The city of Krakow has recognized Steven Spielberg for his efforts to preserve parts of the former ghetto where he filmed much of his Oscar-winning "Schindler's List."
Spielberg was named a prestigious "Patron of Culture" for 2004 in a ceremony late Tuesday, Krakow spokesman Filip Szatanik said.
The city cited the director's donation of $40,000 to preserve the former Pod Orlem pharmacy, whose owner risked his life to help Jews of the ghetto.
"We are trying now to revitalize old Jewish districts in Krakow where people lived before the war," Szatanik said, adding that the award was one of the most important that the city bestows. "This support from Mr. Spielberg will help us to do this better."
The pharmacy owner, Tadeusz Pankiewicz, was the only non-Jew who remained in the ghetto during the entire Nazi occupation. He provided food and medicine to the Jewish population and helped some residents escape.
Pankiewicz described the experience in his book, "The Pharmacy in the Krakow Ghetto."
The city will send Spielberg the award — a small bronze statue representing Stanczyk, a 16th-century court jester who served as adviser to Poland's King Zygmunt III.
Director Roman Polanski, who is a survivor of Krakow's ghetto, also has donated to the preservation of the pharmacy, which was converted into a museum in 1983.
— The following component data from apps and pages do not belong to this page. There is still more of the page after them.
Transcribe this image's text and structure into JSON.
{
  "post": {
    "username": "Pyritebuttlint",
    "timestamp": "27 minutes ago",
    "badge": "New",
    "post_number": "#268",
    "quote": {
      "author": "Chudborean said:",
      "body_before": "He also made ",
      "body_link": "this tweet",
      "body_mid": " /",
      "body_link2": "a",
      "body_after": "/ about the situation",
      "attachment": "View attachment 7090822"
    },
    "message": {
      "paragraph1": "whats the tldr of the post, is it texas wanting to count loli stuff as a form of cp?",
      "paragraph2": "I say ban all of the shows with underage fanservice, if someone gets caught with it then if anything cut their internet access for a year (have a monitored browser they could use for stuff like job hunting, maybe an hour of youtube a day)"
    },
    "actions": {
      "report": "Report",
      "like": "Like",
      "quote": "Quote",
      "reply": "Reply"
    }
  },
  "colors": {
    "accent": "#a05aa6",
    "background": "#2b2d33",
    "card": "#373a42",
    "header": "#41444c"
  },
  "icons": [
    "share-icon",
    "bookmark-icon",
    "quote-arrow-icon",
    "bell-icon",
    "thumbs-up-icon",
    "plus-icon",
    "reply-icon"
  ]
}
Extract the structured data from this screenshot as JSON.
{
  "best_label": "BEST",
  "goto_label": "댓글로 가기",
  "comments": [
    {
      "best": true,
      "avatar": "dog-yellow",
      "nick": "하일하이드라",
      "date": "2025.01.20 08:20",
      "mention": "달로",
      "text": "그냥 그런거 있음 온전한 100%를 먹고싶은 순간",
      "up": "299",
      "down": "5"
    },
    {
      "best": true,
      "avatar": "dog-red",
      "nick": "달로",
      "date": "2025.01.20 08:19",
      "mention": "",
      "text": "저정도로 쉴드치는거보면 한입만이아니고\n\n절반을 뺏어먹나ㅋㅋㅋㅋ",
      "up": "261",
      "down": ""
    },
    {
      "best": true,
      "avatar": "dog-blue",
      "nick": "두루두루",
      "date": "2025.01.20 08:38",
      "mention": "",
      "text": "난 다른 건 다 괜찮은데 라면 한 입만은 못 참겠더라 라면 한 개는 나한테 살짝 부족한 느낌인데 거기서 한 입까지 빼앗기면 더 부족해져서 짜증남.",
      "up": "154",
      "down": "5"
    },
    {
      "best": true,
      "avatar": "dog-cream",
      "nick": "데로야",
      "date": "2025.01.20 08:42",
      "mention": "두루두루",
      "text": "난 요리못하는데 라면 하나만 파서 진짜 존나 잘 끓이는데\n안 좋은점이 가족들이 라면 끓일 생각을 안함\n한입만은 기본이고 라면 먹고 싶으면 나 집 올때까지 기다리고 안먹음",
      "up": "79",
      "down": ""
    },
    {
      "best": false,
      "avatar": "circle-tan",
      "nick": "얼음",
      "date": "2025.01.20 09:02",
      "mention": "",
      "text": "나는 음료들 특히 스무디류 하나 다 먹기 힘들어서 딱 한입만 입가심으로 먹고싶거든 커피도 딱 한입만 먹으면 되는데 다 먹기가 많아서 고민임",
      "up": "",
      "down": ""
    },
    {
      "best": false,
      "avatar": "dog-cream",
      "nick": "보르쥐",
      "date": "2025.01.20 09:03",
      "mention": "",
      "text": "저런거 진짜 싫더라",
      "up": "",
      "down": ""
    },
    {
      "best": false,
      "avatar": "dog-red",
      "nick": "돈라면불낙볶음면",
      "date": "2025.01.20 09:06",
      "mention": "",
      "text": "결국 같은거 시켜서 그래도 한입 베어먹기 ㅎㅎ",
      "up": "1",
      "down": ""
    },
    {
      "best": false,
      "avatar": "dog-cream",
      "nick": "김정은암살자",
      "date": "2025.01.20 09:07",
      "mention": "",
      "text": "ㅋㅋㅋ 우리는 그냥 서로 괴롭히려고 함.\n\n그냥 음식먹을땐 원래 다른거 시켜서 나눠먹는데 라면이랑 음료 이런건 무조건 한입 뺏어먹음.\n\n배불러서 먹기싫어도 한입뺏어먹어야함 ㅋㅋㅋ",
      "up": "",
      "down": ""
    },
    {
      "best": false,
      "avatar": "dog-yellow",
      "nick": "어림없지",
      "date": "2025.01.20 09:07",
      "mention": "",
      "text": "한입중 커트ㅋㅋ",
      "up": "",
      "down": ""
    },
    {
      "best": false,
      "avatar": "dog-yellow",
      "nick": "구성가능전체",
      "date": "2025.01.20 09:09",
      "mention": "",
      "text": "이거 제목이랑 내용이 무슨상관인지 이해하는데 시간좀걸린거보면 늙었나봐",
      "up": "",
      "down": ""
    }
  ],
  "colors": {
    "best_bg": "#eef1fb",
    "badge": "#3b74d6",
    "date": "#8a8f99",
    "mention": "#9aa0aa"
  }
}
Krakow is helping to build a museum in the factory where Oskar Schindler — the subject of Spielberg's 1993 film — shielded more than a thousand Jews during the Nazi Holocaust.